— Exercise goal —
Return each line of the data below that contains the string "Данил".

— Source material —
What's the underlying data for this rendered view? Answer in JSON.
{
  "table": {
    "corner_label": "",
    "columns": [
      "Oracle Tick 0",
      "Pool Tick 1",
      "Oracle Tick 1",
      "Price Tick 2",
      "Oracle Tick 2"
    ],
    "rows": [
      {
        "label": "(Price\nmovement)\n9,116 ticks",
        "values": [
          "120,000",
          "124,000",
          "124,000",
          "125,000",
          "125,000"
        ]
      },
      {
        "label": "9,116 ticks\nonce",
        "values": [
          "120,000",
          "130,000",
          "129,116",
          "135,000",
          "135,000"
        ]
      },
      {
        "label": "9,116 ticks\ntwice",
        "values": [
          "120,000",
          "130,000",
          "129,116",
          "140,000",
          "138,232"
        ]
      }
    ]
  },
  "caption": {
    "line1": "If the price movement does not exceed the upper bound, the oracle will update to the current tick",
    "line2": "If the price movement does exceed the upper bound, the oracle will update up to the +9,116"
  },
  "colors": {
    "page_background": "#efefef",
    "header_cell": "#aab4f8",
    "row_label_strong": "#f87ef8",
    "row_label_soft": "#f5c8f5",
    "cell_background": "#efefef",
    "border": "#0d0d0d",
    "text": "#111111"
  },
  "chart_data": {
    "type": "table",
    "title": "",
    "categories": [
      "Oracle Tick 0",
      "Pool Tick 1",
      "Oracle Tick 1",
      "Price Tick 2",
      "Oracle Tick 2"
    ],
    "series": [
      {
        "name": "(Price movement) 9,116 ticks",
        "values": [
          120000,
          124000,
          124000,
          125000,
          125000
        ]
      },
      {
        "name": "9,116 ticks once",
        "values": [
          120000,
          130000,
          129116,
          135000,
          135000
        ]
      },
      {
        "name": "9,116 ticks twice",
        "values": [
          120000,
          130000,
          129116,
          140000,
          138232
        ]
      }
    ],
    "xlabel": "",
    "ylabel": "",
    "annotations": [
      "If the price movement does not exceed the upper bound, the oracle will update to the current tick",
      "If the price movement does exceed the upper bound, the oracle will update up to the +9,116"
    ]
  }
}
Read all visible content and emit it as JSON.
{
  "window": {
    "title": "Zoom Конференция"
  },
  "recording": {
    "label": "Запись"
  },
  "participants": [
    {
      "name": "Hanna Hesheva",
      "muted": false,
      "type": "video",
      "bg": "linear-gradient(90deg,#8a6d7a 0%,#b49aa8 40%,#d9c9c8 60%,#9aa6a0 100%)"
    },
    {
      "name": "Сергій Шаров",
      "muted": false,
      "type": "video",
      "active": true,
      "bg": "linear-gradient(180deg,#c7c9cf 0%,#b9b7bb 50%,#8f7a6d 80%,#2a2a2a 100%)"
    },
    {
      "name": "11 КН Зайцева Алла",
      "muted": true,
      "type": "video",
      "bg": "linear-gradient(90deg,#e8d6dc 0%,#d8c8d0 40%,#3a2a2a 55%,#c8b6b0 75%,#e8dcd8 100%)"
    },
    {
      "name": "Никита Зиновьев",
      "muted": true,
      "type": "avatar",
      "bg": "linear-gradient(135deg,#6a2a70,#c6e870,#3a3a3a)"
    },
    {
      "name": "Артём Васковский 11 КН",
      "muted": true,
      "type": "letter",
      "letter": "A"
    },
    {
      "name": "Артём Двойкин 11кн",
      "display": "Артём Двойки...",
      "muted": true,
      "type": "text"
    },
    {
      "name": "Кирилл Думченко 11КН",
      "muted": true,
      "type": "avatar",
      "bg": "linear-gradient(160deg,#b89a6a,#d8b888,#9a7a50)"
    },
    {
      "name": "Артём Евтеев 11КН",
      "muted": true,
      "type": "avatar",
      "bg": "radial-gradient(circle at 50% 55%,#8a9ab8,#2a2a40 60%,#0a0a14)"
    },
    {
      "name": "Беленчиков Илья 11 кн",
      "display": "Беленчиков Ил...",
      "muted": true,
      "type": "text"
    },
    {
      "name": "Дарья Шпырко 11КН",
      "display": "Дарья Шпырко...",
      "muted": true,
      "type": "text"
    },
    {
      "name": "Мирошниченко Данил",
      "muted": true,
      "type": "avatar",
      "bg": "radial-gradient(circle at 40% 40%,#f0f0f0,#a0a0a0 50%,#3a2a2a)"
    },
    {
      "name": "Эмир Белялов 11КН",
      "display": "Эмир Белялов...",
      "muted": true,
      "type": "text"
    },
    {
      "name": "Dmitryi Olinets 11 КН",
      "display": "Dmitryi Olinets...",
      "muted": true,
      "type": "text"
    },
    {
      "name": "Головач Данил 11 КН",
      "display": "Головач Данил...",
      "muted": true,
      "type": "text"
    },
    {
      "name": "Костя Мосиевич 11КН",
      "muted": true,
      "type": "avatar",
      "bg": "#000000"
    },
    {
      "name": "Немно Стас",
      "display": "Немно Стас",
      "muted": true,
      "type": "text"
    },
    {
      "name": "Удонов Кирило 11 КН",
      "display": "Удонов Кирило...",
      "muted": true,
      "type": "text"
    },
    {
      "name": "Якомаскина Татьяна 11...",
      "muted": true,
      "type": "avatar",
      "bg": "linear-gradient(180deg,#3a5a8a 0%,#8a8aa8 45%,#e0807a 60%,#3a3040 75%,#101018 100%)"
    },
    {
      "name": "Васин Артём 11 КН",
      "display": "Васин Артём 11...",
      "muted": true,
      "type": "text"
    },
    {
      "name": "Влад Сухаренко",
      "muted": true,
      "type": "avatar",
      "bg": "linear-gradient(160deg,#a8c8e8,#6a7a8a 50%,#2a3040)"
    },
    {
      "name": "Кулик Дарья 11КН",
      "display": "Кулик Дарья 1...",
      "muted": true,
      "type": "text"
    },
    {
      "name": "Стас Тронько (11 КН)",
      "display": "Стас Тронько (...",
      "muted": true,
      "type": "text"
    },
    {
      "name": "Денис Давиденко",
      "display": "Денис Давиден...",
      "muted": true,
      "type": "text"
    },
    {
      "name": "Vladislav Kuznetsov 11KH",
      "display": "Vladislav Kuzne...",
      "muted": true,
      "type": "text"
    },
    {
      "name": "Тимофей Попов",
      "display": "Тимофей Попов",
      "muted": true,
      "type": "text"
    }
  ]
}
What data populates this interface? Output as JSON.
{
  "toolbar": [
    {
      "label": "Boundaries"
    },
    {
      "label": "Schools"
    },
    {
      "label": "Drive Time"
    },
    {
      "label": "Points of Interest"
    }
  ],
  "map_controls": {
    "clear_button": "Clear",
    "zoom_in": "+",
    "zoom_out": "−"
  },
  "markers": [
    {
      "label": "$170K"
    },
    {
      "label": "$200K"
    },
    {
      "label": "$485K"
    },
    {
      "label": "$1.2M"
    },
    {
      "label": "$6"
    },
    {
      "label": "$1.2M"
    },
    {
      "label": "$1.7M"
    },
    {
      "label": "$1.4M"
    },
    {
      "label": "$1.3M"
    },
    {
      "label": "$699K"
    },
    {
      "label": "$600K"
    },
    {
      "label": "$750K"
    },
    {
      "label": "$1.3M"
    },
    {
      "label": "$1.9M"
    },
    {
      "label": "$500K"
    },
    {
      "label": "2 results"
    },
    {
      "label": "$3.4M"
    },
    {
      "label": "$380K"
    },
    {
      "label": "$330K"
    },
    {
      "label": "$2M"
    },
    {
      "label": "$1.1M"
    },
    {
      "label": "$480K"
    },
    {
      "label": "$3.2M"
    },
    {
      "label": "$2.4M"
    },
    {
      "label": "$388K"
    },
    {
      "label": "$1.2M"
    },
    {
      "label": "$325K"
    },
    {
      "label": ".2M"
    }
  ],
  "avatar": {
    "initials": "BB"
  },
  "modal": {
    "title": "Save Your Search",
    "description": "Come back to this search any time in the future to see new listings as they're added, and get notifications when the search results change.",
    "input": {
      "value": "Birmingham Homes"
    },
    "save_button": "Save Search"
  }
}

— Response area —
      "name": "Мирошниченко Данил",
      "name": "Головач Данил 11 КН",
      "display": "Головач Данил...",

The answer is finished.